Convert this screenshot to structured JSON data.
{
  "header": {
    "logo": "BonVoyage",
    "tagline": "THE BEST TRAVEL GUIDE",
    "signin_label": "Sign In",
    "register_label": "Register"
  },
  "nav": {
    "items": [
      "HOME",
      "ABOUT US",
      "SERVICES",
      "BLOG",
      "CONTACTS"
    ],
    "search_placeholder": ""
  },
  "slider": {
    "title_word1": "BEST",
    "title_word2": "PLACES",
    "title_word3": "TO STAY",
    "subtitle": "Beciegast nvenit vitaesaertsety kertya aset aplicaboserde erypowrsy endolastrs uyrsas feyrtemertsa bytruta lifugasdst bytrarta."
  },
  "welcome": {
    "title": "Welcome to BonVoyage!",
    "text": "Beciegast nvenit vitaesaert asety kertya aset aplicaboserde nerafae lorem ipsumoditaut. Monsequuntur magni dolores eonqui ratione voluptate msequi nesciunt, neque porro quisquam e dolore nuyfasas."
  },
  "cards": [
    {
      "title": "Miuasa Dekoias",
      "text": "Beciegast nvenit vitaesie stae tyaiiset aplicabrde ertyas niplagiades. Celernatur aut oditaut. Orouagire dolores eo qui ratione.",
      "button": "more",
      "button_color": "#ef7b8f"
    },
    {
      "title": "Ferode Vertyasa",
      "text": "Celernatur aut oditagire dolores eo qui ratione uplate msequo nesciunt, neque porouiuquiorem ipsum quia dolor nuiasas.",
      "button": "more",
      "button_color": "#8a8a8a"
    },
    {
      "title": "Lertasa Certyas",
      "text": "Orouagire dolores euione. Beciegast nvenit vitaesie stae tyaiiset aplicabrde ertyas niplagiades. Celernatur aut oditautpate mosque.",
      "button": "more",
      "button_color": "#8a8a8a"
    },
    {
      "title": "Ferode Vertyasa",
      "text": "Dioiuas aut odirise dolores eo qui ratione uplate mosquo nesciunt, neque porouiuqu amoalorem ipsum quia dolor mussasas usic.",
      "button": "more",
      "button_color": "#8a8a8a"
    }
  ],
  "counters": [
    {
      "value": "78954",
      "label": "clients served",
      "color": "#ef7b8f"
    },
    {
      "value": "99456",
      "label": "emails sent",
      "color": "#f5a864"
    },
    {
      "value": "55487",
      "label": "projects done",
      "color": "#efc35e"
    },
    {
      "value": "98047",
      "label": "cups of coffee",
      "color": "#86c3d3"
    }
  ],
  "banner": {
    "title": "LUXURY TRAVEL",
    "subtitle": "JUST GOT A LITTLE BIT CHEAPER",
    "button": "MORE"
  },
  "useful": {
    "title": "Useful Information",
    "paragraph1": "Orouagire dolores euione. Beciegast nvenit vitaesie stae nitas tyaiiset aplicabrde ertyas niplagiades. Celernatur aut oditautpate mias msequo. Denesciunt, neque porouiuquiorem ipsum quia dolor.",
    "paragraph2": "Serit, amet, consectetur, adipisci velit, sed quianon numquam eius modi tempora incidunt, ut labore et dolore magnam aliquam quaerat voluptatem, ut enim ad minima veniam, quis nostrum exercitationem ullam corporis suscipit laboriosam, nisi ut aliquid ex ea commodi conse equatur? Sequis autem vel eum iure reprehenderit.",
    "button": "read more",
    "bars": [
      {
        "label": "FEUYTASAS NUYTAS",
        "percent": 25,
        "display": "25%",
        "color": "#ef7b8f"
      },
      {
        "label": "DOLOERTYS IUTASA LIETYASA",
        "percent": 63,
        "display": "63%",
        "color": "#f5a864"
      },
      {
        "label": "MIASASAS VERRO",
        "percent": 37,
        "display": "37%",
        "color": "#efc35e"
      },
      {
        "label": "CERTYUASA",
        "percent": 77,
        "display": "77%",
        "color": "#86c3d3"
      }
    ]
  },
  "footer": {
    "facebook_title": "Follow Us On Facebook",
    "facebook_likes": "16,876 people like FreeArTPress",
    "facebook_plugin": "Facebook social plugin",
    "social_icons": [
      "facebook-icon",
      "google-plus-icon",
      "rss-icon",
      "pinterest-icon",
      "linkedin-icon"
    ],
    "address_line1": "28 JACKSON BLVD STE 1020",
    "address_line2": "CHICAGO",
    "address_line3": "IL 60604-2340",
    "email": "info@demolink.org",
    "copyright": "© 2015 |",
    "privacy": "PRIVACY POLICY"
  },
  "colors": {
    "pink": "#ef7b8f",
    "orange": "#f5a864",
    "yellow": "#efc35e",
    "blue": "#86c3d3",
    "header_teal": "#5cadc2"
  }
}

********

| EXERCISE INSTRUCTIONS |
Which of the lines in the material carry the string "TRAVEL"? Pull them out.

| FINISHED EXERCISE |
    "tagline": "THE BEST TRAVEL GUIDE",
    "title": "LUXURY TRAVEL",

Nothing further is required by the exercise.